_ASSIGNMENT_: Whenever the word "name" turns up in a line below, that line should be copied.

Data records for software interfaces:

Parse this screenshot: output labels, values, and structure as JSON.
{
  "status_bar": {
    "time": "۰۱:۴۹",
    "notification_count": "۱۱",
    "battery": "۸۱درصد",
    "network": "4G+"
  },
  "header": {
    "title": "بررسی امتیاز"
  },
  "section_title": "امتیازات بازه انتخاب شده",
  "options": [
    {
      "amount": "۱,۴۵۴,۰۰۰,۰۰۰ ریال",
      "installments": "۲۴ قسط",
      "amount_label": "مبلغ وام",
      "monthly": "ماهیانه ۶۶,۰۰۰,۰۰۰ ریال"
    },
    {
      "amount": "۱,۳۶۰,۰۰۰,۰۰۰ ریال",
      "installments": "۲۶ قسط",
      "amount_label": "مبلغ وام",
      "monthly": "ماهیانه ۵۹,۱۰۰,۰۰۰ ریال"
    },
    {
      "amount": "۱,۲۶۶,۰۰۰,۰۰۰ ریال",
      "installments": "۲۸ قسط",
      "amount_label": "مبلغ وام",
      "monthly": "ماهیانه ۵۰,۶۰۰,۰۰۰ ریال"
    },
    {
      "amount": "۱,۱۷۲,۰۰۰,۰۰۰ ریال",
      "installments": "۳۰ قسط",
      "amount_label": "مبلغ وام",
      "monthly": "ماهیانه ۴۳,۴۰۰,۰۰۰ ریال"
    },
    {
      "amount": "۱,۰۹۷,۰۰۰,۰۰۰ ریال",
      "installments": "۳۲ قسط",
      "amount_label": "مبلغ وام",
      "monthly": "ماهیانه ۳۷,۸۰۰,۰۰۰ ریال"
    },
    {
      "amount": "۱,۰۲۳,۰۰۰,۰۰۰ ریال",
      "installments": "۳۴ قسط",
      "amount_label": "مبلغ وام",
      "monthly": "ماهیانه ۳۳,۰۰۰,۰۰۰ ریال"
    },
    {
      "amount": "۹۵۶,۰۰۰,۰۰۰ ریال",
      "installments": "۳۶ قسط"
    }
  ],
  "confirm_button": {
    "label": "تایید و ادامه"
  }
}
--
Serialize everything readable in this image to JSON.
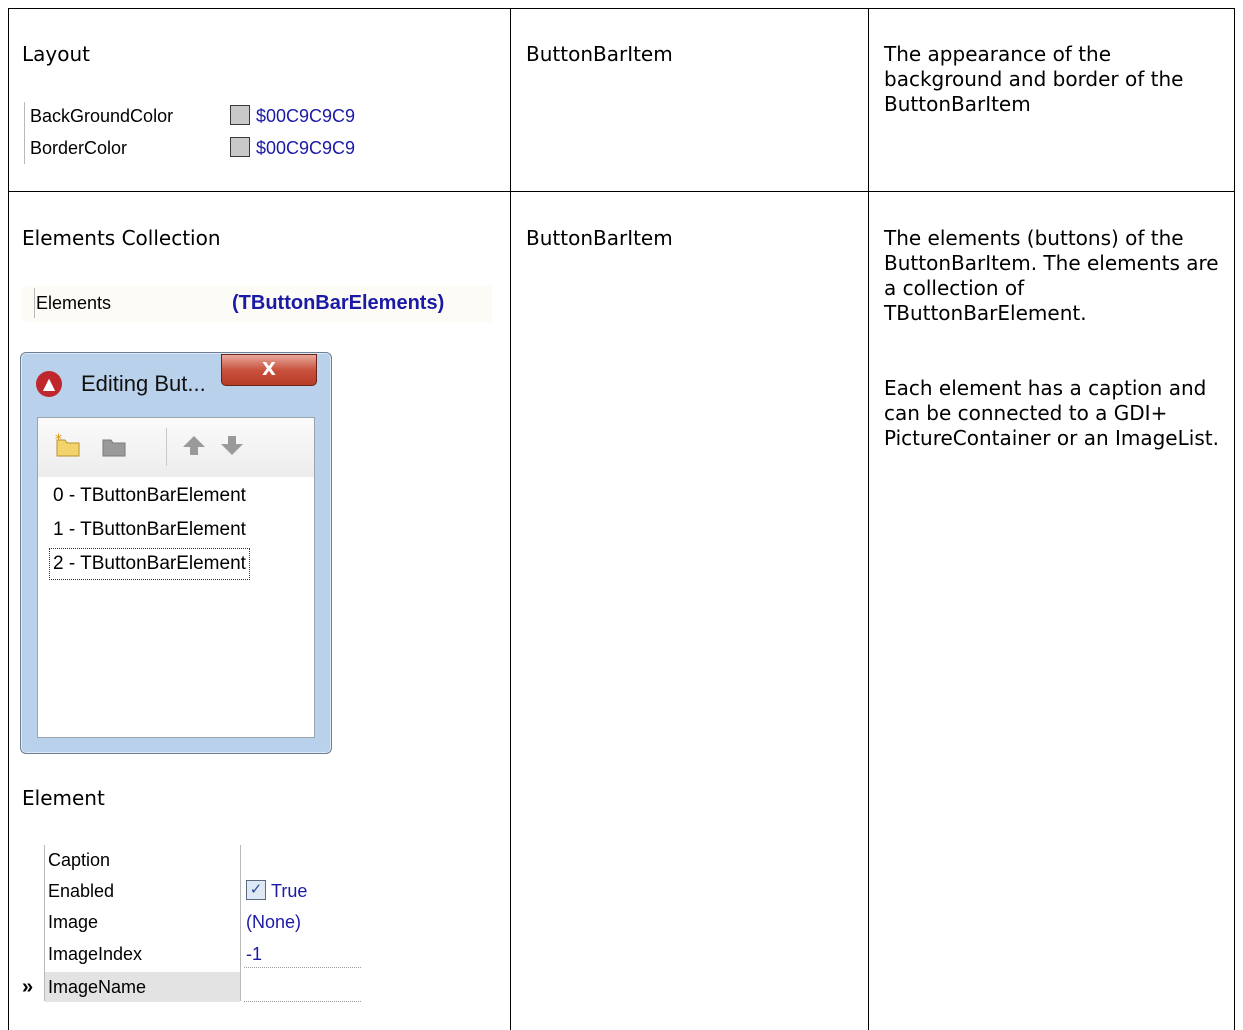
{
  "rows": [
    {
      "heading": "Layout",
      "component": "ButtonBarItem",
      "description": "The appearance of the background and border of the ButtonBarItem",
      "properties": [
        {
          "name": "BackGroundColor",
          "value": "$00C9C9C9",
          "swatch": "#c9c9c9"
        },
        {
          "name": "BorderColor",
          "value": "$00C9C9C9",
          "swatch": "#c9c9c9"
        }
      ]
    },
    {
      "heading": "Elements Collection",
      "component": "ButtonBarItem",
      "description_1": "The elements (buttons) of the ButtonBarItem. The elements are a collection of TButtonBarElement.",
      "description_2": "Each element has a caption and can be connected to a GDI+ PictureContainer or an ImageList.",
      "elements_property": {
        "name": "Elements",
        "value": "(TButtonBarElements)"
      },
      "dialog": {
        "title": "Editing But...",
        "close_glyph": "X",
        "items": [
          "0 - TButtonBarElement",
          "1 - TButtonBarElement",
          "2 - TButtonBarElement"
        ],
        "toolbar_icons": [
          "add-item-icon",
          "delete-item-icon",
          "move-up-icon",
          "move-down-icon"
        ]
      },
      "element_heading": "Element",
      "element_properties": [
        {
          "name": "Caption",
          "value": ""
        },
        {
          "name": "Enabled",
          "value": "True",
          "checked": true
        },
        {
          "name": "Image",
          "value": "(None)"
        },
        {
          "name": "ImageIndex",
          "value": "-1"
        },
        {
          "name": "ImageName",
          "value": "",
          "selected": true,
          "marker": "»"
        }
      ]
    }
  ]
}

_RESPONSE TO THE EXERCISE_:
          "name": "BackGroundColor",
          "name": "BorderColor",
        "name": "Elements",
          "name": "Caption",
          "name": "Enabled",
          "name": "Image",
          "name": "ImageIndex",
          "name": "ImageName",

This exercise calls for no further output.